With an ever-aging baby boomer population wanting to stay more physically active, water seems like the most logical choice to reduce stress on the joints and improve overall fitness. However, the aquatic environment still has the stigma that the pool is a place where old ladies in flowered bathing caps jump up and down with a noodle. It is clear how this may deter some women but especially men to look to the pool for a more aggressive workout.

The water allows for a much different training experience than most are accustomed to. Water can be up to 800 times more supportive than air but up to 15 times more resistant to any movement. The water is a three-dimensional, isokinetic environment (same resistance in every direction), which cannot be reproduced in any gym. The water is the great equalizer — the harder you push in the water, the harder the water pushes back. With land-based training we tend to rely on gravity and momentum. However, when the body enters the water, both of these are significantly reduced and the body has to respond very differently. This is a great way to challenge the body, break through a plateau and balance dysfunctional movement patterns shown to significantly affect performance.

There are numerous fitness classes out there for almost any interest, age or ability level. Land based exercise programs have been adapted for the aquatic environment to help increase participation in the pool. Programs such as Aqua Zumba, spinning, boxing, boot camps, Aqua-pole and suspension training, among others, are continually being developed. These programs are great to keep the participant moving for a cardio workout and tend to create a fun, social and stimulating environment.

Based on my 25 years of experience specializing in aquatics, I have worked with clients of all levels and disabilities, from spinal cord injuries and severe neurological disease/disorders up to professional and world-class athletes. I believe the pool should be functional as well as fun. Because of the water's surrounding environment it creates a much more functional approach to exercise. The body has three planes of motion. Even though we move usually in one plane of motion at a time (i.e. forward/backward), we have to have stability in the other two planes. Water provides this inherently so the muscular and neurological systems receive a more comprehensive training effect.

As aquatics professionals, we need to develop quality and scientifically based programs based on the latest research. More people should be aware that the pool can be the new gym in a world demanding increased efficiency. In the past few years, there has been promising aquatic research coming from the strength and conditioning and sports worlds. Several studies show that the water can be a fantastic training environment to challenge any fitness level, even Olympic and professional athletes. Strength training in the water was once thought impossible but, over the past few years, studies show that if used with the correct pace, equipment and effort, noticeable strength gains can be achieved.

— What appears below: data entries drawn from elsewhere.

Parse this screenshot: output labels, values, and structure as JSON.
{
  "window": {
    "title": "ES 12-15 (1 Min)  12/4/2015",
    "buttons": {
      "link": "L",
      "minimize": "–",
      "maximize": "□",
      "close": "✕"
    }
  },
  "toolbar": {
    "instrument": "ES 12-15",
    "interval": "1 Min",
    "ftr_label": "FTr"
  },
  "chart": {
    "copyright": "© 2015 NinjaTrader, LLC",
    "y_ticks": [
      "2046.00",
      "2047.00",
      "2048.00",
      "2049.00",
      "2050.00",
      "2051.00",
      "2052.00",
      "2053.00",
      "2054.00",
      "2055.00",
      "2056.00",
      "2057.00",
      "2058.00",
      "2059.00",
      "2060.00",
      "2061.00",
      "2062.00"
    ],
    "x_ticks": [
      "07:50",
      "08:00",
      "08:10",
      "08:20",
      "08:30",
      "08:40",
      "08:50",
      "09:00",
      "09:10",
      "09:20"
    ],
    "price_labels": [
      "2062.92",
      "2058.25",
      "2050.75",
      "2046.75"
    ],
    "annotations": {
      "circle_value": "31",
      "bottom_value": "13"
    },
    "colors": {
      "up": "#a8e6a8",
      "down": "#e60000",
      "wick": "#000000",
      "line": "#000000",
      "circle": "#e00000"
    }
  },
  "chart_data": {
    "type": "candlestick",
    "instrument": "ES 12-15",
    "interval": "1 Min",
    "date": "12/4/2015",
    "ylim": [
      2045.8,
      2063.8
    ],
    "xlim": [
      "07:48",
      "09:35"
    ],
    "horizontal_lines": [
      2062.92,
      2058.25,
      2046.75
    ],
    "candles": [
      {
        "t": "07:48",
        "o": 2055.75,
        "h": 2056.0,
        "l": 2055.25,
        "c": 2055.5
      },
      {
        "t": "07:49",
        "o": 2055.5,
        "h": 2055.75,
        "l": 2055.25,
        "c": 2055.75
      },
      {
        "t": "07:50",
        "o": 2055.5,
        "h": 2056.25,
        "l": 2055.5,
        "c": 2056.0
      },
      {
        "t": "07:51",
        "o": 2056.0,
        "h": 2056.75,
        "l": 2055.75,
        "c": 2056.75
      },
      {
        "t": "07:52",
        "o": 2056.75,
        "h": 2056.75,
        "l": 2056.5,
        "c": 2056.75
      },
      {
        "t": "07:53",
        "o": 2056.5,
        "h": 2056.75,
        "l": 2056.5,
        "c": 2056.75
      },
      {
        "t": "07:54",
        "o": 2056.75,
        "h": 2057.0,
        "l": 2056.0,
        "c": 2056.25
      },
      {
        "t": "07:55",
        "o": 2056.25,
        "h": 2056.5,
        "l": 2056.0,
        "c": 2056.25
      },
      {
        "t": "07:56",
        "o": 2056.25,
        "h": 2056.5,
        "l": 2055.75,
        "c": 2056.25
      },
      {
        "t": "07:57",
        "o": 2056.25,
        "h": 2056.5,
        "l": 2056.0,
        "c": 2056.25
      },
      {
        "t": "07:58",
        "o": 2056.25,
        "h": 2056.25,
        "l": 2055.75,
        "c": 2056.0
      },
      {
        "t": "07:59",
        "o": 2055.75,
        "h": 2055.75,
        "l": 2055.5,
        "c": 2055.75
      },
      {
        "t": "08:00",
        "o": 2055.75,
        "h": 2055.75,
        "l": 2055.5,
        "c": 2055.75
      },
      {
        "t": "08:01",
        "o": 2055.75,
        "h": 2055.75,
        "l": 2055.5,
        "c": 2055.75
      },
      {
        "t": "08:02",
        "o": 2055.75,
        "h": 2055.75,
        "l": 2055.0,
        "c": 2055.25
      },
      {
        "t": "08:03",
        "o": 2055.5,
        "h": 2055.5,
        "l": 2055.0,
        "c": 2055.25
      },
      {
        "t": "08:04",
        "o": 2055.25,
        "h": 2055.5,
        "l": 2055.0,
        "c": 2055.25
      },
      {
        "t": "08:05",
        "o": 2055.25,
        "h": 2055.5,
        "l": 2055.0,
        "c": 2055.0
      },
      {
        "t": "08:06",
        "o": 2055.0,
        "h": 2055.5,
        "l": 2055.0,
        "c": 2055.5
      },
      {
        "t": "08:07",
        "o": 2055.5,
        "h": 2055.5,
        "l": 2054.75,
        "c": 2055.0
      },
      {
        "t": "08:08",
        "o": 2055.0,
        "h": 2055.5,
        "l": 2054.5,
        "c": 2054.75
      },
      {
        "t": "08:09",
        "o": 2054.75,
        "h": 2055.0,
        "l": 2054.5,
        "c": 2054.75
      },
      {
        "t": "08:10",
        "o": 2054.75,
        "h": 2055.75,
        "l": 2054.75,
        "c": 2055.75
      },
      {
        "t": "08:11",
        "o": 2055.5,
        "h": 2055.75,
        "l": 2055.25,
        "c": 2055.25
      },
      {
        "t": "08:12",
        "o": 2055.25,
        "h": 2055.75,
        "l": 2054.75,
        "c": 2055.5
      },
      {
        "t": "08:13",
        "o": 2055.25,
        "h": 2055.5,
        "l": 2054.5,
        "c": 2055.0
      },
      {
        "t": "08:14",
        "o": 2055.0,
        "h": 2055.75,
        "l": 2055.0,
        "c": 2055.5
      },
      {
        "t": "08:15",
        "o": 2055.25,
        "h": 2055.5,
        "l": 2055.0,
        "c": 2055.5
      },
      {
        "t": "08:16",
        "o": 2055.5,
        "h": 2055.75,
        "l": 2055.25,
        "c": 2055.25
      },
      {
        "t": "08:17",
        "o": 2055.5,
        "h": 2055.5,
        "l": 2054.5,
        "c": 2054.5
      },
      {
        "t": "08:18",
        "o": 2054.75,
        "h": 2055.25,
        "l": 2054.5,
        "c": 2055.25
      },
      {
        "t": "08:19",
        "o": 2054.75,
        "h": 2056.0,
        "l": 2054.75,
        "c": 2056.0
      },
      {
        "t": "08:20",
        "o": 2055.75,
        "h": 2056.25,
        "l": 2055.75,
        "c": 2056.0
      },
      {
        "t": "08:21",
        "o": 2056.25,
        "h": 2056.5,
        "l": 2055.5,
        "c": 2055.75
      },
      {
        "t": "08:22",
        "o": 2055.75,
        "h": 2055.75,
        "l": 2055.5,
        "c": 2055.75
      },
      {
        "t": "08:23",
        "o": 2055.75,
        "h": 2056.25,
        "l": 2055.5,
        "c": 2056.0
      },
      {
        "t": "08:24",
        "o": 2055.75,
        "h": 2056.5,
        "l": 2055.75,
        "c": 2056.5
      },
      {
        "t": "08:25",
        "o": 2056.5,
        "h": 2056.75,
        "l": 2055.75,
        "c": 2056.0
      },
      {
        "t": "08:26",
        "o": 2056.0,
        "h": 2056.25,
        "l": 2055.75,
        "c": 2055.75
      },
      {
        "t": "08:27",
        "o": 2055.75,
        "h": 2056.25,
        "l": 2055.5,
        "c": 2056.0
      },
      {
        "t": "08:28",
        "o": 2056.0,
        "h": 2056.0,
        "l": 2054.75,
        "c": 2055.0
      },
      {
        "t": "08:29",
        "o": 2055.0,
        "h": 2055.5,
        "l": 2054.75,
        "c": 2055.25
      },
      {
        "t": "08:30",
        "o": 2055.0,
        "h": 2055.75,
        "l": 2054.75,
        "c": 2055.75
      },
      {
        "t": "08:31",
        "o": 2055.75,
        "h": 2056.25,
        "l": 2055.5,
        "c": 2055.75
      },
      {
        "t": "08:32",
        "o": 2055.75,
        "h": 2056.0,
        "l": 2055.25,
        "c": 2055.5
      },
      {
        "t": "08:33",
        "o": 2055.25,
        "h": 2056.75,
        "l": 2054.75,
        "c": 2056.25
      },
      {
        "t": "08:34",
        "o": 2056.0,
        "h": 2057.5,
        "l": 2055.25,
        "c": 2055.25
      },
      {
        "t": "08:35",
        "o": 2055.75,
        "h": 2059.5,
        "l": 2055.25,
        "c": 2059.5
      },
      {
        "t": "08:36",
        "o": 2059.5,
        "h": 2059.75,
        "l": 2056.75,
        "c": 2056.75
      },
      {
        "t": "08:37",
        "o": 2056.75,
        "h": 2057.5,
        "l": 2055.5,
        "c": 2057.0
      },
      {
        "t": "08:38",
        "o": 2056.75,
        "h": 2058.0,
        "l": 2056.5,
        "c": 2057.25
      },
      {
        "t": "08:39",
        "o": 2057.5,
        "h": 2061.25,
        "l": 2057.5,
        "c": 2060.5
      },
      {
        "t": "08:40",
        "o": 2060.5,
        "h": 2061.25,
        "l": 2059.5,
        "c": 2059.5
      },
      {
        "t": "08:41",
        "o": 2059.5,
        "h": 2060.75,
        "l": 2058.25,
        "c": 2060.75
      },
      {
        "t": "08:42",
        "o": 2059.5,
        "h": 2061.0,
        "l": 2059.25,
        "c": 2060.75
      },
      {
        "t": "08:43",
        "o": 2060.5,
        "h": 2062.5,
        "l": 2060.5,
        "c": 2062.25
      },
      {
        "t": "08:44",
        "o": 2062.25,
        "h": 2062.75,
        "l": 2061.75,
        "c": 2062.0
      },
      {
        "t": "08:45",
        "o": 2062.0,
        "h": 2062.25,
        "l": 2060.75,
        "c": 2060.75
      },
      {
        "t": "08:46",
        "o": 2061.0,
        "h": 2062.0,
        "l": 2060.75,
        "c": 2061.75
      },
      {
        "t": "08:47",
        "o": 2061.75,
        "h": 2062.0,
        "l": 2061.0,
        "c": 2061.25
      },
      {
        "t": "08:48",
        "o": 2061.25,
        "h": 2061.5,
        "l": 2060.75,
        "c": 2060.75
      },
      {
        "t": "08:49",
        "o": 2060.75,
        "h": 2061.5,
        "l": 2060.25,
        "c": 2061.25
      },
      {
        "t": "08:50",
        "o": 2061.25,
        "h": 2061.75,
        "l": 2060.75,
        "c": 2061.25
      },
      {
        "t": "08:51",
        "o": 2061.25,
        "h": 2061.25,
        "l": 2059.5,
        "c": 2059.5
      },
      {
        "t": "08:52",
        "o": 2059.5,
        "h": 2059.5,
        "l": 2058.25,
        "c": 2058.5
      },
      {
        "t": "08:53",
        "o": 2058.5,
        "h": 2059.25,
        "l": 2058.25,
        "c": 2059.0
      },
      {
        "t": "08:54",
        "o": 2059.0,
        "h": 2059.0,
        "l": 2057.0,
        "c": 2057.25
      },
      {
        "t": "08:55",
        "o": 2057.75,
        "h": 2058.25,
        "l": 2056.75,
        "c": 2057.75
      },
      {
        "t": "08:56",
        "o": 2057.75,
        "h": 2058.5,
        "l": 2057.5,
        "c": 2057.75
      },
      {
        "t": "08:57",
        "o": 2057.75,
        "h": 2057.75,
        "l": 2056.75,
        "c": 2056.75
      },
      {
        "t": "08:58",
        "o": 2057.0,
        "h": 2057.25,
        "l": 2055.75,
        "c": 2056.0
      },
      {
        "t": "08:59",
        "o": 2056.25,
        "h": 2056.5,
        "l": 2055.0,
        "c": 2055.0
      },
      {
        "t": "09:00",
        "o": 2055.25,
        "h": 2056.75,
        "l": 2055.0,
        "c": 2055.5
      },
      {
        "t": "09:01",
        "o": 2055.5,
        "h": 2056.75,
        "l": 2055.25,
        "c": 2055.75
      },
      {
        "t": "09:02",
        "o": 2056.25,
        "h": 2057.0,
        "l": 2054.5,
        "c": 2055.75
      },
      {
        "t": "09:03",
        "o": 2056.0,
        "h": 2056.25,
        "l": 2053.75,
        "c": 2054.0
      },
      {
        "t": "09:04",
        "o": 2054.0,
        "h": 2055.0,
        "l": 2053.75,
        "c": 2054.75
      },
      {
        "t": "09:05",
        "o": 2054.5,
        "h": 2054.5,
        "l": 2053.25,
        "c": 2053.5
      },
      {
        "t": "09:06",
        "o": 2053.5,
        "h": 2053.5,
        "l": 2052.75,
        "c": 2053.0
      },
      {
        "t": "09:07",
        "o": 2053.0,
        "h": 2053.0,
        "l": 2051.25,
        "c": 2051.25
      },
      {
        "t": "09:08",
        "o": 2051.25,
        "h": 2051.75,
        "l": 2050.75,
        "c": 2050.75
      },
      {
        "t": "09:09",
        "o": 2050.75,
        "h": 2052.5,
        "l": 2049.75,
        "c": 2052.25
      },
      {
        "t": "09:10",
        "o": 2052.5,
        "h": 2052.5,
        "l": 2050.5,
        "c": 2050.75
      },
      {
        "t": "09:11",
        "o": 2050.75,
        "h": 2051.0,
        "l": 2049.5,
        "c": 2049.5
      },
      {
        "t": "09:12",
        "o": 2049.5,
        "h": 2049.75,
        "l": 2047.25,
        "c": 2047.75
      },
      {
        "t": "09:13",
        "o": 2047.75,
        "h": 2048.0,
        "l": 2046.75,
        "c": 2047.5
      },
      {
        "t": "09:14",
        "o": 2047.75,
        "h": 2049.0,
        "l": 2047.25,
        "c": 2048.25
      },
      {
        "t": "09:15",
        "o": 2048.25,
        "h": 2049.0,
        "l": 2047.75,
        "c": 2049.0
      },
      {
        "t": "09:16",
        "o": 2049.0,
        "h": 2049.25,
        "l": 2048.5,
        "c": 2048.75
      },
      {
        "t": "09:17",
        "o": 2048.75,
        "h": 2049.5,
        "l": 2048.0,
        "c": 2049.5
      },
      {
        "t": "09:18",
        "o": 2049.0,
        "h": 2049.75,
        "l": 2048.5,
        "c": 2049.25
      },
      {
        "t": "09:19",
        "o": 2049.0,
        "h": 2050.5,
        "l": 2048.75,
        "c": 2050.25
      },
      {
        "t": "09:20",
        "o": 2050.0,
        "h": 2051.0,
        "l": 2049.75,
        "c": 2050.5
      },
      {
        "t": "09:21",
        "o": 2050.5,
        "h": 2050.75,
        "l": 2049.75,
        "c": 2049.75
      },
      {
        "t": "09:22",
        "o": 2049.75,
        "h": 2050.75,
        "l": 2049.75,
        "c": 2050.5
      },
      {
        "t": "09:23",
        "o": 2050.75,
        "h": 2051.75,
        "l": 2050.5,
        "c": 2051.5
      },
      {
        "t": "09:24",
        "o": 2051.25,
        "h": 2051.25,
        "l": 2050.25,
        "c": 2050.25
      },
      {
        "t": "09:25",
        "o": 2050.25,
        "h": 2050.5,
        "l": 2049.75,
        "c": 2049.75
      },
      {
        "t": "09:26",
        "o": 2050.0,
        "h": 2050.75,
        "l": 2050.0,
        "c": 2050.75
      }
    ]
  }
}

Flexibility can be enhanced by using the water properties and research has shown gains in lower body flexibility after participating in aquatic fitness programs. Power training, especially jump training (Plyometrics), in the water has been extensively studied and the results show very similar results to land-based training but without the added muscle soreness associated with land training. This author has performed research in the area of shallow water sprinting compared to land-based sprinting. The results showed subjectively that the participants reported a much harder workout in the water with much less muscle soreness.

When developing an aquatic fitness program at your facility, do not be afraid to think outside of the box. This will attract a new clientele that previously would not have considered using your pool. As long as you are familiar with the research, then you can design programs for any population or fitness level. Do not shy away from challenging people no matter how old they are, whether they are an athlete or a Geri-athlete. Remember, the water is the great equalizer. Have fun, but be functional and purposeful.